■ Work to be completed
I would like the records restated word for word, without the pictures.

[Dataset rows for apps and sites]
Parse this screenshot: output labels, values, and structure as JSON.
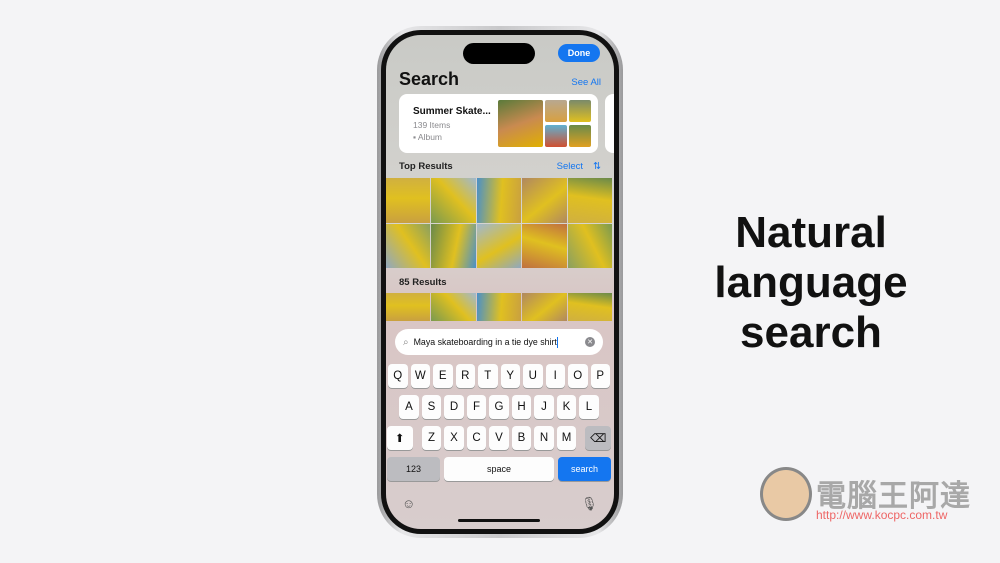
{
  "status": {
    "done_label": "Done"
  },
  "header": {
    "title": "Search",
    "see_all": "See All"
  },
  "album": {
    "name": "Summer Skate...",
    "count": "139 Items",
    "type": "Album",
    "icon": "album-icon"
  },
  "top_results": {
    "label": "Top Results",
    "select": "Select",
    "sort_icon": "sort-arrows-icon"
  },
  "results": {
    "label": "85 Results"
  },
  "search": {
    "value": "Maya skateboarding in a tie dye shirt",
    "icon": "magnifier-icon",
    "clear_icon": "clear-x-icon"
  },
  "keyboard": {
    "row1": [
      "Q",
      "W",
      "E",
      "R",
      "T",
      "Y",
      "U",
      "I",
      "O",
      "P"
    ],
    "row2": [
      "A",
      "S",
      "D",
      "F",
      "G",
      "H",
      "J",
      "K",
      "L"
    ],
    "row3": [
      "Z",
      "X",
      "C",
      "V",
      "B",
      "N",
      "M"
    ],
    "numbers": "123",
    "space": "space",
    "search": "search",
    "accent": "#1476f0"
  },
  "headline": "Natural language search",
  "watermark": {
    "name": "電腦王阿達",
    "url": "http://www.kocpc.com.tw"
  }
}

■ Response area
Parse this screenshot: output labels, values, and structure as JSON.
{
  "status": {
    "done_label": "Done"
  },
  "header": {
    "title": "Search",
    "see_all": "See All"
  },
  "album": {
    "name": "Summer Skate...",
    "count": "139 Items",
    "type": "Album",
    "icon": "album-icon"
  },
  "top_results": {
    "label": "Top Results",
    "select": "Select",
    "sort_icon": "sort-arrows-icon"
  },
  "results": {
    "label": "85 Results"
  },
  "search": {
    "value": "Maya skateboarding in a tie dye shirt",
    "icon": "magnifier-icon",
    "clear_icon": "clear-x-icon"
  },
  "keyboard": {
    "row1": [
      "Q",
      "W",
      "E",
      "R",
      "T",
      "Y",
      "U",
      "I",
      "O",
      "P"
    ],
    "row2": [
      "A",
      "S",
      "D",
      "F",
      "G",
      "H",
      "J",
      "K",
      "L"
    ],
    "row3": [
      "Z",
      "X",
      "C",
      "V",
      "B",
      "N",
      "M"
    ],
    "numbers": "123",
    "space": "space",
    "search": "search",
    "accent": "#1476f0"
  },
  "headline": "Natural language search",
  "watermark": {
    "name": "電腦王阿達",
    "url": "http://www.kocpc.com.tw"
  }
}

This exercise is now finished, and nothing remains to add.